Indigenous artists reach finals of national art prize

Three artists from the Queensland College of Art (QCA) have made the finals of the prestigious Telstra National Aboriginal and Torres Strait Islander Art Awards (NATSIAA).

The awards showcase the best Australian Indigenous art from emerging and established artists around the country.

More than 300 entries were received for the awards, which offer a top prize of $50,000. Students and alumni from the QCA made up three of the four finalists chosen from Queensland.

Cultural connection

CAIA director Dr Carol McGregor said the number of students and alumni represented at this year’s NATSIAA awards demonstrated the rich and diverse contemporary Indigenous artistic practice fostered at the QCA.

The QCA’s Contemporary Australian Indigenous Art (CAIA) program has established the careers of many leading Aboriginal and Torres Strait Islander artists, including Vernon Ah Kee, Dale Harding and Tony Albert.

“It makes all of us so proud,” Dr Carol McGregor said.

“It shows the strength of the QCA, and in particular, CAIA.

“The key is the connection to culture. We give students the artistic tools to explore their cultural heritage and they leave with a deep understanding of their Indigenous identity.”

Finding your voice

CAIA student Dylan Sarra is a first-time finalist at the awards.

The Gooreng Gooreng artist from Bundaberg said his entry was inspired by his connection to country.

The intaglio print features three handmade boomerangs that reference rock carvings from the banks of the Burnett River and the initiation markings of Dylan’s great, great, grandfather.

“I’m incredibly humbled by the fact that the judges saw my work and decided the story was valuable enough to promote it on the national stage,” he said.

Dylan is in his final year of the CAIA program, and said the course has had a profound impact on his development as an artist.

“I always felt like I had something to say, but I didn’t know how to say it,” he said.

“I came to the QCA as a mature-age student and it has helped me find my voice.
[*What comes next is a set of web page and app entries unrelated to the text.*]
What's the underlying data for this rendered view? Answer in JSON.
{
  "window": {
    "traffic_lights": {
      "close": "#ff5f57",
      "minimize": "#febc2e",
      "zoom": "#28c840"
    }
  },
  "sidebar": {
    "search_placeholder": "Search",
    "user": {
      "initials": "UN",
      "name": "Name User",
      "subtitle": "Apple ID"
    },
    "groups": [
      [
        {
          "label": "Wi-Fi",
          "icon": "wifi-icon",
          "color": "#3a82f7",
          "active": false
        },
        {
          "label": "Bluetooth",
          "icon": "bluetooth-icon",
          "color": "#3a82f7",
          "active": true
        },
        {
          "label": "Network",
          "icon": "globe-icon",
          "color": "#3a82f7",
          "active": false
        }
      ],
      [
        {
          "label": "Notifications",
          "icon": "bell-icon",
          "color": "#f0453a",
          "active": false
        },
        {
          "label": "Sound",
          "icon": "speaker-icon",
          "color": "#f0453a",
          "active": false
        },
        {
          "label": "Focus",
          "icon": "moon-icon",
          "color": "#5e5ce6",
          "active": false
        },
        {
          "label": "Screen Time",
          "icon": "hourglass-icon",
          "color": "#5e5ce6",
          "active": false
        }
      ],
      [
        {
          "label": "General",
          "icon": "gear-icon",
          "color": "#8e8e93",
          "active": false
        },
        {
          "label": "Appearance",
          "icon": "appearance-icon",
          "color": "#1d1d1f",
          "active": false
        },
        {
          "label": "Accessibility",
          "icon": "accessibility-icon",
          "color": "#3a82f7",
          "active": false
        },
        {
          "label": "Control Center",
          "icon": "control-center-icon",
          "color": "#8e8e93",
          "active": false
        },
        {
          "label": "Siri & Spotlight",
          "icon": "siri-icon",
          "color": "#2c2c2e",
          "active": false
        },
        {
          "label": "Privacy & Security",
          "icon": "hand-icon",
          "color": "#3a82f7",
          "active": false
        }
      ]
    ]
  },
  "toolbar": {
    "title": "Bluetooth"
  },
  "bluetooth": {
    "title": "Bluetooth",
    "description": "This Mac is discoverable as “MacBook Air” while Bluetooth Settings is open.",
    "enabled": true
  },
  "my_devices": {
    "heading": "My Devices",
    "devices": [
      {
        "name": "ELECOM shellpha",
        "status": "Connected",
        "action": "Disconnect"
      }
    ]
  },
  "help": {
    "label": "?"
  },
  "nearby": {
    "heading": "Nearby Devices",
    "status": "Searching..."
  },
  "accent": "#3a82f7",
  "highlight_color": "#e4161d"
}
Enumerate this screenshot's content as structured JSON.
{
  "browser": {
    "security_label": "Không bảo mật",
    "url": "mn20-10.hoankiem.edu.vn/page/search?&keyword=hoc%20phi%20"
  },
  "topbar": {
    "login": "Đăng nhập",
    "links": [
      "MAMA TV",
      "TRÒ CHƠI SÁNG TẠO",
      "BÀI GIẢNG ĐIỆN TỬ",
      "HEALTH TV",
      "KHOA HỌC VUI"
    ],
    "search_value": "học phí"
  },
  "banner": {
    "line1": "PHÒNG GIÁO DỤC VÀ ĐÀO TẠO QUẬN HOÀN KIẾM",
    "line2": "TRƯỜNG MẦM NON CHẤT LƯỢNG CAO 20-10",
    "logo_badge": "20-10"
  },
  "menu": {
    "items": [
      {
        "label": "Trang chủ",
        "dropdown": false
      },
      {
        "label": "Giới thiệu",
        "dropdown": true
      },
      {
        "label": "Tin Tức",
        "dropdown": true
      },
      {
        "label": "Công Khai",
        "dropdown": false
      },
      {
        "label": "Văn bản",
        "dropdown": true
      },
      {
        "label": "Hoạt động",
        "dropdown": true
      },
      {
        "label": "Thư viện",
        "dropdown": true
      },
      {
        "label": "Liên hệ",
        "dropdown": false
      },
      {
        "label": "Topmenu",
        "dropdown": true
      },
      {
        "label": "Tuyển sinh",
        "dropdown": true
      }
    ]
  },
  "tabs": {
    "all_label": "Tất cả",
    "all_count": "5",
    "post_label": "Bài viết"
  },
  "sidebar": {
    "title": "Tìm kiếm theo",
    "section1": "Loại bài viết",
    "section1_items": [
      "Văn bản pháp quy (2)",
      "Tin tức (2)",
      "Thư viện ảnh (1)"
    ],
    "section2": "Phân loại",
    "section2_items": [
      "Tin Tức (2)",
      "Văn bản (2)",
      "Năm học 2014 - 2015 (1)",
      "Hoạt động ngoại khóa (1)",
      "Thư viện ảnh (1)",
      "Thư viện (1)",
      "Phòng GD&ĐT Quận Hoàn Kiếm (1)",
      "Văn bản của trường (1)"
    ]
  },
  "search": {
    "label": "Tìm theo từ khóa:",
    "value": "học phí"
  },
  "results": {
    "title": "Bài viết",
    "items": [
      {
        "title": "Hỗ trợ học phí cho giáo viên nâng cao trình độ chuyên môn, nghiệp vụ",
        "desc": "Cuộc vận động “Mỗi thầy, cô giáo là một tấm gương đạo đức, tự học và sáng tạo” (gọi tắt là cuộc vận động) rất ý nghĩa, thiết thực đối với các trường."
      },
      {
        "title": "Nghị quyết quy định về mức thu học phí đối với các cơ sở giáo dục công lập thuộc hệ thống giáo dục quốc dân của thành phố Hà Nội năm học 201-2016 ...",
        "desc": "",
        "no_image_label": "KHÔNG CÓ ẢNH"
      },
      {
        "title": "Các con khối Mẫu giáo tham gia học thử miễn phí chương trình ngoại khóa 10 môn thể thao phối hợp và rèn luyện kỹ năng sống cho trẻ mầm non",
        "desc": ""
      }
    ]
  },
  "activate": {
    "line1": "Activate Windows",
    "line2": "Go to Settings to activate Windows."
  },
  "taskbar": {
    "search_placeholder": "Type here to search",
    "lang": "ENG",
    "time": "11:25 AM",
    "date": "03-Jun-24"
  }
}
It’s not about what you are creating, but learning to understand why.

“CAIA is unique, and it’s given me a sense of community. There is such a strong network and everyone encourages each other.”

A family affair

QCA alumnus Jenna Lee was a NATSIAA finalist in 2018 and said she was delighted to be nominated again.

“It’s been nice to go through the list and connect with other finalists – I think a really vibrant community grows out of these awards,” she said.

“Two of my Dad’s brothers from the Northern Territory have also made it to the finals, so it’s a bit of a family affair this year.”

Socially aware art

Jenna Lee is a mixed race Larrakia, Wardaman and Karajarri woman.

She studied graphic design at the QCA, and spent most of the past decade working as a commercial artist and designer at Indigenous design agency Gilimbaa.

In recent years, Jenna has embraced a more personal artistic practice, winning several national awards for work that explores cultural identity and language.

Jenna credits her studies at the QCA for teaching her to dream big.

“The degree at the QCA had a big focus on socially responsible design,” she said.

“My time there really shaped my thinking about how art and design can make a positive contribution.”

Creative freedom

Ryan Presley is an alumnus of the CAIA program and completed his PhDat the QCA in 2016.

The Alice Springs-born and Brisbane-based Marri Ngarr artist said it was an honour to be recognised on the national stage.

Ryan credits his time at the QCA with giving him the freedom to develop his unique artistic style.

“It was great to have that time at uni to experiment and try new things,” he said.

“CAIA also gave me a chance to explore and connect with my family history.”

The Telstra National Aboriginal & Torres Strait Islander Art Awards’ winners will be announced on 7 August. Works by all of the finalists will be shown at the Museum and Art Gallery of the Northern Territory from August 8 – January 31, 2021.